Tuesday, July 21, 2020
First Circuit Finds Amazon's Arbitration Provision Unenforceable in Class Action by Last-Mile Drivers
On Friday, the First Circuit issued its decision in Waithaka v. Amazon.com, Inc. Judge Lipez’s decision begins:
This putative class action requires us to decide whether employment contracts of certain delivery workers -- those locally transporting goods on the last legs of interstate journeys -- are covered by the Federal Arbitration Act ("FAA" or the "Act"), given its exemption for "contracts of employment of seamen, railroad employees, or any other class of workers engaged in foreign or interstate commerce." 9 U.S.C. § 1. * * * After close examination of the text and purpose of the statute and the relevant precedent, we now hold that the exemption encompasses the contracts of transportation workers who transport goods or people within the flow of interstate commerce, not simply those who physically cross state lines in the course of their work.

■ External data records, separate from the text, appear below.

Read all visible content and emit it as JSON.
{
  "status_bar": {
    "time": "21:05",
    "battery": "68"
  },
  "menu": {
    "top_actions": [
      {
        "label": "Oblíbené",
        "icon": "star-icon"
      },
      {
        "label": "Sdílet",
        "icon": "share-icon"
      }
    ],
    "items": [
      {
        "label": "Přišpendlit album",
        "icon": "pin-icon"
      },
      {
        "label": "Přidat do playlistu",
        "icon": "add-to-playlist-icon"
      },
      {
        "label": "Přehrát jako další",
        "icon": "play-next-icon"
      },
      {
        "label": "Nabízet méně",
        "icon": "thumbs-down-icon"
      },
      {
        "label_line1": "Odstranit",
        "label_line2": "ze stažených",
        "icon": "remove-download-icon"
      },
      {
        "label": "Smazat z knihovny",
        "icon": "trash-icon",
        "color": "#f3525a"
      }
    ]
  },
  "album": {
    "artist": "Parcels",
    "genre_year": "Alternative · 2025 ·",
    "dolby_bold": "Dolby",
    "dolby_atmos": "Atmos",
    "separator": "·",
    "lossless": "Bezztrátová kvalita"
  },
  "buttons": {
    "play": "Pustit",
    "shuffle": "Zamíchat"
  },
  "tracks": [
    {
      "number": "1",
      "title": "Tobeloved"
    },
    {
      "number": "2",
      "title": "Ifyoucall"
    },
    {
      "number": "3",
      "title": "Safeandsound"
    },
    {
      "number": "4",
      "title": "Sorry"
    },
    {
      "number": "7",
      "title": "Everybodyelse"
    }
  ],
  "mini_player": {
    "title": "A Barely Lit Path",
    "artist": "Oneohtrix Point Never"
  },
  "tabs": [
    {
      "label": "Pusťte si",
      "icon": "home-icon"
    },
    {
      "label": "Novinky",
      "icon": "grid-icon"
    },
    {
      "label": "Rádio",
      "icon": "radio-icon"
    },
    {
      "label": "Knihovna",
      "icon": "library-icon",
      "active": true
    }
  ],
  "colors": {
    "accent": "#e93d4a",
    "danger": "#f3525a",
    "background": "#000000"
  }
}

Plaintiff-appellee Bernard Waithaka, a so-called "last mile" delivery driver for [Amazon] falls within this category of transportation workers whose contracts are exempt from the FAA. Hence, we conclude that the FAA does not govern the enforceability of the mandatory arbitration provision of his employment agreement with appellants. Because that provision prohibits proceeding on a class basis, either in the arbitral or judicial forum, we also agree with the district court that the arbitration provision is unenforceable under state law.